Degreeing in your camshafts

Discussion in 'Engine Building' started by se93, Jul 4, 2003.

  1. se93

    se93 Junior Member

    Likes Received:
    Jul 4, 2003
    Hi guys:
    My H22A engine is on the engine stand (finally!!!!) waiting for installation. I was curious to ask if anyone else has degreed their cams with the engine out of the car? Now that i have the engine out of the car, i would really like to take the opportunity to get this done and have the camshafts degreed at an optimal point. Of course i am fully aware and will be ready to do some dyno tuning and put into use the camgears for fine-tuning.
    For basic knowledge and information regarding how to degree your cams, here is a page from Webcams website that briefly explains the procedure:


    Well, now here is the situation.

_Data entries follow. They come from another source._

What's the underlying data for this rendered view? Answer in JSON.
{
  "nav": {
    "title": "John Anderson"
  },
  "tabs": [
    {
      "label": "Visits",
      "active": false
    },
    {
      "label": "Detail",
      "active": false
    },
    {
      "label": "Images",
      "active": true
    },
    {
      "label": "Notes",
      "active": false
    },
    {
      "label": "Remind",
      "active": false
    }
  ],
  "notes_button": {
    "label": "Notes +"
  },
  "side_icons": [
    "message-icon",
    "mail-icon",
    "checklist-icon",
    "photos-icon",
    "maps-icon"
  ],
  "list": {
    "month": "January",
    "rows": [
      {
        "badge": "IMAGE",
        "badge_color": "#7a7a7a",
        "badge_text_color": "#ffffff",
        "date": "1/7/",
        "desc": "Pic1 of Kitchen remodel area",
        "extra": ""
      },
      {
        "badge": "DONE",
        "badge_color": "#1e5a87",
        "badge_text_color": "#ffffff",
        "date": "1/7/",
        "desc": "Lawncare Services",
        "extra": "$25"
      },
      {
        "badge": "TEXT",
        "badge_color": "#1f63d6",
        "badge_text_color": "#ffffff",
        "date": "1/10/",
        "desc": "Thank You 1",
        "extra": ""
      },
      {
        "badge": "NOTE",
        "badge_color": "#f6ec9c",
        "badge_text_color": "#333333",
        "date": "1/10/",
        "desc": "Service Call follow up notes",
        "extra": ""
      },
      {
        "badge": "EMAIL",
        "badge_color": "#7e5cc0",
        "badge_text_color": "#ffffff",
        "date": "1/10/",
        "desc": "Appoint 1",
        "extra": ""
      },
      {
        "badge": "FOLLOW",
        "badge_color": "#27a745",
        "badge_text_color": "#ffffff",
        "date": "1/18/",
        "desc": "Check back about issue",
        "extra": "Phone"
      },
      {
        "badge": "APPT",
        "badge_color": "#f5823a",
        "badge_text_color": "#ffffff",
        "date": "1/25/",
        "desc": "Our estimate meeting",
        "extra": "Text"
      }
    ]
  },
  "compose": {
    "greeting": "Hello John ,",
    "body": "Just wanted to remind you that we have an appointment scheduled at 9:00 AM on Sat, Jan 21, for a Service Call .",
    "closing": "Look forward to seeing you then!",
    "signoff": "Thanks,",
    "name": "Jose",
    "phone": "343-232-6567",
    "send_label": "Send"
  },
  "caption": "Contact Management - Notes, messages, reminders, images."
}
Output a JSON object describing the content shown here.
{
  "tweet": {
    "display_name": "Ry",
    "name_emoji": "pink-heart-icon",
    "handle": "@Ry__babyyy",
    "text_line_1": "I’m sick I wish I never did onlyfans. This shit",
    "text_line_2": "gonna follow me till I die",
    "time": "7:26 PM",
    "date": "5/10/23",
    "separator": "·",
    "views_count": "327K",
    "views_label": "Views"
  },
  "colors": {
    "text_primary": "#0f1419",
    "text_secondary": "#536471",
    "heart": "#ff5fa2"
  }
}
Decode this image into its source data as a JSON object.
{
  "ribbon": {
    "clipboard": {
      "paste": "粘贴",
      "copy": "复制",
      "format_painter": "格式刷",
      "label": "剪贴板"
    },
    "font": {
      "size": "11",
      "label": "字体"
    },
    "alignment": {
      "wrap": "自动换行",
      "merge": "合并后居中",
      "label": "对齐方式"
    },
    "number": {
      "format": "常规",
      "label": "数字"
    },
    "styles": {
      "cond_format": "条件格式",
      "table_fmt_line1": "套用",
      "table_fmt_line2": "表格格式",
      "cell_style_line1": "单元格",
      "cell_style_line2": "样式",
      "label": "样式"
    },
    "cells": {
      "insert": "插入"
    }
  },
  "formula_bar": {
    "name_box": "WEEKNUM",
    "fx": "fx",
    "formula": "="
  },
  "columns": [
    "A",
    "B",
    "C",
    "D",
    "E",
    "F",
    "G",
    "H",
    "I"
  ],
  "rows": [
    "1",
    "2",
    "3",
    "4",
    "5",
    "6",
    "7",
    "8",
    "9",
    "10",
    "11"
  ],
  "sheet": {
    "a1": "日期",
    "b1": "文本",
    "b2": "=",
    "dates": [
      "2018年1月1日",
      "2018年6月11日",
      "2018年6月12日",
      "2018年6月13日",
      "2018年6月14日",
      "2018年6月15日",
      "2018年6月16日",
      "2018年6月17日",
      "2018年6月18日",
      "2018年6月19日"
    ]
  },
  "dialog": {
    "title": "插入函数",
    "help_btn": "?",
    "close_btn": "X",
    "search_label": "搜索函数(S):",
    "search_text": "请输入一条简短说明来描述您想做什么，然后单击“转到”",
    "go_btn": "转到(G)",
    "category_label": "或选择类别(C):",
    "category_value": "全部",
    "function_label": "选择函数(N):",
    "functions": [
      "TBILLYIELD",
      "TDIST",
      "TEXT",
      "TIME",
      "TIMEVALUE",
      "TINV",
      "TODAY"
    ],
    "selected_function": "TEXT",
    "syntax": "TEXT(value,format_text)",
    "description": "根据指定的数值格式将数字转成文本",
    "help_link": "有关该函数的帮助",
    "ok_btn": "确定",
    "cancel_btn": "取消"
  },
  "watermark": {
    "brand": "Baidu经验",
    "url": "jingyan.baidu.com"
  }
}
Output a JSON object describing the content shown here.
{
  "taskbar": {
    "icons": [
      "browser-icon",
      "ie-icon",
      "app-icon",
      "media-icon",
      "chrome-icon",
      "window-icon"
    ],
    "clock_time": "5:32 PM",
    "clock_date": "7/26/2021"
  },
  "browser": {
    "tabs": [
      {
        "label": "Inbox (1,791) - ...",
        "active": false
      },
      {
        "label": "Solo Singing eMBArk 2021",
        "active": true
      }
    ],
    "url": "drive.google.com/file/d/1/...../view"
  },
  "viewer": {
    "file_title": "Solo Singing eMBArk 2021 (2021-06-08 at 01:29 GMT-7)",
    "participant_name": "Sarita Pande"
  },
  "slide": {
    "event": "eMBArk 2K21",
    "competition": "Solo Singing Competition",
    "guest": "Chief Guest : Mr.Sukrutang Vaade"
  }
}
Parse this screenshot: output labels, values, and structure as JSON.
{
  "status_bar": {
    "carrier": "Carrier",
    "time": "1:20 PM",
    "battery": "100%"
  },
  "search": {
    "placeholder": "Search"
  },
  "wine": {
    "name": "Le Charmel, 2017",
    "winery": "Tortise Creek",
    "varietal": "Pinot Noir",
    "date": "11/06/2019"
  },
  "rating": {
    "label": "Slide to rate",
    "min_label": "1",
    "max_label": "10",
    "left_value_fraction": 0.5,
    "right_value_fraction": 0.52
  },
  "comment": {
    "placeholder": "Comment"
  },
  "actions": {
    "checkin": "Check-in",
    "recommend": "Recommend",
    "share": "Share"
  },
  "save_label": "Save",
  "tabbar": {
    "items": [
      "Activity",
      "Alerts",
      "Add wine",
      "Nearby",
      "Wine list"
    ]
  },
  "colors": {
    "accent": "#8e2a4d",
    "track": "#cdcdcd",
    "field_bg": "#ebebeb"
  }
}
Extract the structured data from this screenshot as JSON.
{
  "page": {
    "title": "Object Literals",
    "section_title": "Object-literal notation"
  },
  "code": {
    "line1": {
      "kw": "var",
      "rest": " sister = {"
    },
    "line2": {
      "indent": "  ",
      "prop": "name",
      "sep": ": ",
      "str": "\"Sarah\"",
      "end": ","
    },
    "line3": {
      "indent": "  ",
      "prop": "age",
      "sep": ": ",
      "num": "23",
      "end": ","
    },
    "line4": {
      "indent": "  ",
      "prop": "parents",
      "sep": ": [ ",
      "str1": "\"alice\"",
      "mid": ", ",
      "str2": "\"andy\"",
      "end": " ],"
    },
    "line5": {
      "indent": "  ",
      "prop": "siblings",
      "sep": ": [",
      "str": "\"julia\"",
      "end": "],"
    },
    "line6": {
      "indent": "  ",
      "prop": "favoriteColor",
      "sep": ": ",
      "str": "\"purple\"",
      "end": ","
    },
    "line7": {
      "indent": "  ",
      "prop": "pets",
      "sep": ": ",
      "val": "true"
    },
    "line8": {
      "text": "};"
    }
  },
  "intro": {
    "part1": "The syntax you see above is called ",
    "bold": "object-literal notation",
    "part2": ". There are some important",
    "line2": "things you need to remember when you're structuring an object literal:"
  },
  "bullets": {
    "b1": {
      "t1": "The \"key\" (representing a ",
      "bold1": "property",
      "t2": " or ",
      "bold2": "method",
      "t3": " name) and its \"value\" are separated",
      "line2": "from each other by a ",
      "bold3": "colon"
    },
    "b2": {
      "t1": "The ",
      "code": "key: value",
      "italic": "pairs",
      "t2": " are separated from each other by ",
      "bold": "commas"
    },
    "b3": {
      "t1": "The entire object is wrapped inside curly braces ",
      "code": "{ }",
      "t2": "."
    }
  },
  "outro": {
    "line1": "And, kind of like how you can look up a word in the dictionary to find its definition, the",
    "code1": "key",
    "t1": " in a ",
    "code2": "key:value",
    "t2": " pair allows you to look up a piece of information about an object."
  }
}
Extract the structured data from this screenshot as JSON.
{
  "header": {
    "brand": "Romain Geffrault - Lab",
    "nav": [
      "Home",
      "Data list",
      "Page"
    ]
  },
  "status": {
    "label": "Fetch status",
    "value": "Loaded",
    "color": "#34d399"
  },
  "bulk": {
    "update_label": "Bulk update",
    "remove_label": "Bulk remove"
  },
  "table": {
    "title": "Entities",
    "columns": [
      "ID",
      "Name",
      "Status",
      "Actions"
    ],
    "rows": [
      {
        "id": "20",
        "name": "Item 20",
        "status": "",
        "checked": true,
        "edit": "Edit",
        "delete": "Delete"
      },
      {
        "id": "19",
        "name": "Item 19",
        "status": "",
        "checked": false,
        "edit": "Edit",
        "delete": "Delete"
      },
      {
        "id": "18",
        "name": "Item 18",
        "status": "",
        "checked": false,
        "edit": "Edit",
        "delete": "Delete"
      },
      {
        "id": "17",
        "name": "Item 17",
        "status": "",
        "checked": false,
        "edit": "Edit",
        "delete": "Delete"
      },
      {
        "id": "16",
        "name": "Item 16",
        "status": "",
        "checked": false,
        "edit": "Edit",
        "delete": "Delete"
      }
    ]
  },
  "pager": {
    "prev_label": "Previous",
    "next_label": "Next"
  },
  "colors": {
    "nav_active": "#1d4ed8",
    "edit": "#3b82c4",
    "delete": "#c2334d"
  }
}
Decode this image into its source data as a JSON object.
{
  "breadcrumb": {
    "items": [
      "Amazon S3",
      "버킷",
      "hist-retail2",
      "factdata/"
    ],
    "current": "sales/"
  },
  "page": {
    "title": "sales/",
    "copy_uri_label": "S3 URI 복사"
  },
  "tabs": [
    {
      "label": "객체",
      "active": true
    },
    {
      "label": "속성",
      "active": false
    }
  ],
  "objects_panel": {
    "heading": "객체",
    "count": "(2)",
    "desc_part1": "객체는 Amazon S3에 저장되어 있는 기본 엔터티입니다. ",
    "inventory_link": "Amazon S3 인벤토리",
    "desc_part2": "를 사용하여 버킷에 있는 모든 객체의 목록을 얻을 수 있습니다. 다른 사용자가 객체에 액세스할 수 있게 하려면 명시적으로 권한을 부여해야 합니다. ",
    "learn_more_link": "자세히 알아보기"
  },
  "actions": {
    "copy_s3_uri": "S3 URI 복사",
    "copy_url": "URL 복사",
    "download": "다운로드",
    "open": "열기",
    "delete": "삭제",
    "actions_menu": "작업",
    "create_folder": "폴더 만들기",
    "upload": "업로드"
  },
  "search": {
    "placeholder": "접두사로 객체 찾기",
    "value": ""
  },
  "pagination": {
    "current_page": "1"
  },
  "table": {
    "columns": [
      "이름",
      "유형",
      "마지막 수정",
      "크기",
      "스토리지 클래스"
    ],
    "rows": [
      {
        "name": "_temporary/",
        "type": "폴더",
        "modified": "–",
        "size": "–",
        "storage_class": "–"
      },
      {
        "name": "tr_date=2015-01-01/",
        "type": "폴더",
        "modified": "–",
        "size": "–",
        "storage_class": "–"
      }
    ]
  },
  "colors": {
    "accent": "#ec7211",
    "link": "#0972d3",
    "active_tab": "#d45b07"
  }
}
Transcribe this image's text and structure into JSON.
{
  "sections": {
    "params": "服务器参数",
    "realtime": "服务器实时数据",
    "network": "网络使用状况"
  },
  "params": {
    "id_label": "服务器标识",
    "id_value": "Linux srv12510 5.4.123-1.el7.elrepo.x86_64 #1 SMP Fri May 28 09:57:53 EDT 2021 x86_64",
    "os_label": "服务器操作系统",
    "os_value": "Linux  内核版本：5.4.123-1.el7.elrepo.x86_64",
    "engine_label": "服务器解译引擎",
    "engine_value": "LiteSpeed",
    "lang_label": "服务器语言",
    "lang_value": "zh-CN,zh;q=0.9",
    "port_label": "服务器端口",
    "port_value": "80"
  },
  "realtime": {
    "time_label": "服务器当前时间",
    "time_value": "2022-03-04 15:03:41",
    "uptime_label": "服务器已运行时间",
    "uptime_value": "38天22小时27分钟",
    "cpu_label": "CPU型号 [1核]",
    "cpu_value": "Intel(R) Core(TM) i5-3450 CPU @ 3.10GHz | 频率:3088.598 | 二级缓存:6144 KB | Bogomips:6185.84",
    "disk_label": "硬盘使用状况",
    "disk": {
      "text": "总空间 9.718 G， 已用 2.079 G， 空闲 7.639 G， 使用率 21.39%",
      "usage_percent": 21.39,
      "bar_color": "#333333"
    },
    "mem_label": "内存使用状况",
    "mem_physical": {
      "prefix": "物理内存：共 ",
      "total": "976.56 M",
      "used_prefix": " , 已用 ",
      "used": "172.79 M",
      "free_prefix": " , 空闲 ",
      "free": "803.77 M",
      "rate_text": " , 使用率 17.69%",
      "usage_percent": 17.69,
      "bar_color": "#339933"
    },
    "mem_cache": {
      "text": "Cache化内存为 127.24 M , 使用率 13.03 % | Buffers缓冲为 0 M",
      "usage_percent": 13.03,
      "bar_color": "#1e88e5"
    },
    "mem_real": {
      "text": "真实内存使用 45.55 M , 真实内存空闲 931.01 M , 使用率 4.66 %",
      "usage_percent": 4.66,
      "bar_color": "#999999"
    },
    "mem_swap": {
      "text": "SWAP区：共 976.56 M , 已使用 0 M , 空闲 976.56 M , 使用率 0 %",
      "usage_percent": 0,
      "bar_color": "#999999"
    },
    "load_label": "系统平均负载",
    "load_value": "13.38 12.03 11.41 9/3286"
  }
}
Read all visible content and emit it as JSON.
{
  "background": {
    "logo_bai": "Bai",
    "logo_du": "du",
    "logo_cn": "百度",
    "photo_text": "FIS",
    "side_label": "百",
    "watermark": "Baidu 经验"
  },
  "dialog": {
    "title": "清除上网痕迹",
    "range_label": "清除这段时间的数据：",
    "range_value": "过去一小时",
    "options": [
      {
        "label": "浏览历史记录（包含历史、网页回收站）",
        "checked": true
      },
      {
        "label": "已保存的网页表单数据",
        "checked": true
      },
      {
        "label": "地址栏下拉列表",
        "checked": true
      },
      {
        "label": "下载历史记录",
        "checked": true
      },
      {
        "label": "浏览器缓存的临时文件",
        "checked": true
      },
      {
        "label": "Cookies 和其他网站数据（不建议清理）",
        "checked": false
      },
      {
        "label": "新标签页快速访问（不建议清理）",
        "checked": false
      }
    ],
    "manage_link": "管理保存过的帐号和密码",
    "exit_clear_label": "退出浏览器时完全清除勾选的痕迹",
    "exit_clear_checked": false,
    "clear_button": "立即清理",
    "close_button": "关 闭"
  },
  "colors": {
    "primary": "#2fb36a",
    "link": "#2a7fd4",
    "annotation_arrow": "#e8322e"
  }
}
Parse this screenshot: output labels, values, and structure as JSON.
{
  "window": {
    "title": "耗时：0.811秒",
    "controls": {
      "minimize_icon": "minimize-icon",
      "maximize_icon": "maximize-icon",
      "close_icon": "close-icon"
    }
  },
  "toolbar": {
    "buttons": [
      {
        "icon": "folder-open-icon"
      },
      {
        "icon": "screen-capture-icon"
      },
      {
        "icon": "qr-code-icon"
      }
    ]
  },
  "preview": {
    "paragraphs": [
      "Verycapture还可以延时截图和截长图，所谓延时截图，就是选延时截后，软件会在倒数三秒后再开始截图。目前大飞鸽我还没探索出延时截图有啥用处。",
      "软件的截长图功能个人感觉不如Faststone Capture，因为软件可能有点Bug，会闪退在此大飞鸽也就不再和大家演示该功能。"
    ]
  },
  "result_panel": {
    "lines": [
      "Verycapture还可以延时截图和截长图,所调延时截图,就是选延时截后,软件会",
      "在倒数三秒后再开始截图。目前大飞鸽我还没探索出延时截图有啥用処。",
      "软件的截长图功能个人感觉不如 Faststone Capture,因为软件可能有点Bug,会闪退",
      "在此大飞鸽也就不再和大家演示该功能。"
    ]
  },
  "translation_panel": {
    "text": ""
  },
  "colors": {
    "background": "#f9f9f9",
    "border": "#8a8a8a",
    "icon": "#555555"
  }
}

Here is my engine setup:

    1995 JDM H22A with:

    JUN cams, valvesprings,retainers and cam gears
    Port/polish, stainless steel valves, multi-angle valve job
    Accord Type R throttle body
    Accord Euro R intake manifold
    AEM fuel rail, FPR, 3 inch diameter cold air intake
    Mugen Thermostat/fan switch
    Accord Type R transmission
    Prodrive 4.714 Final drive gear set
    JUN flywheel, ACT HD p/p, street disc
    Greddy Stainless steel header
    2.5 inch custom exhaust
    PE Timing belt
    Prodrive oil pump gear
    Prelude Type S pistons
    Hondata S200
    Hondata heatshield gasket
    Block internals fully balanced

    The engine has all brand new honda OEM parts and has yet to be started. Basically a brand new engine awaiting proper break-in. Can't wait to get it started!!

    Here is what JUN says is the general guideline for installation:

    These are basic factory camshaft installation settings by the way.

    Primary Camshaft lobe:
    Intake (After TDC) 110 degrees
    Exhaust (Before TDC) 110 degrees

    "When the center degree is adjusted to these numbers using the primary lobe, the center degree of the VTEC lobe becomes Intake 100 degrees and the Exhaust 100 degrees. "

    Please note that when degreeing the DOHC vtec cams, it is required and extremely important (you confirm proper valve clearance with vtec engaged and thus ensure you don't ruin your engine) that the vtec lobe be set so that it is in position as if vtec were engaging.

    My question is, has anyone done this and obtained a more efficient base setting for the intake/exhaust vtec lobe? I have heard that setting the intake vtec lobe at 100 degrees is normal and used on most honda/acura DOHC VTEC engines, but on the exhaust side it is very unusual to set vtec lobe at 100 degrees.

    What baseline figures have been obtained from anyone who has done this? I would appreciate any input into this matter. Input can be from either B/H series vtecs with JUN cams or any other aftermarket high-performance camshafts.

    Thanks in advance
Draft saved Draft deleted

Share This Page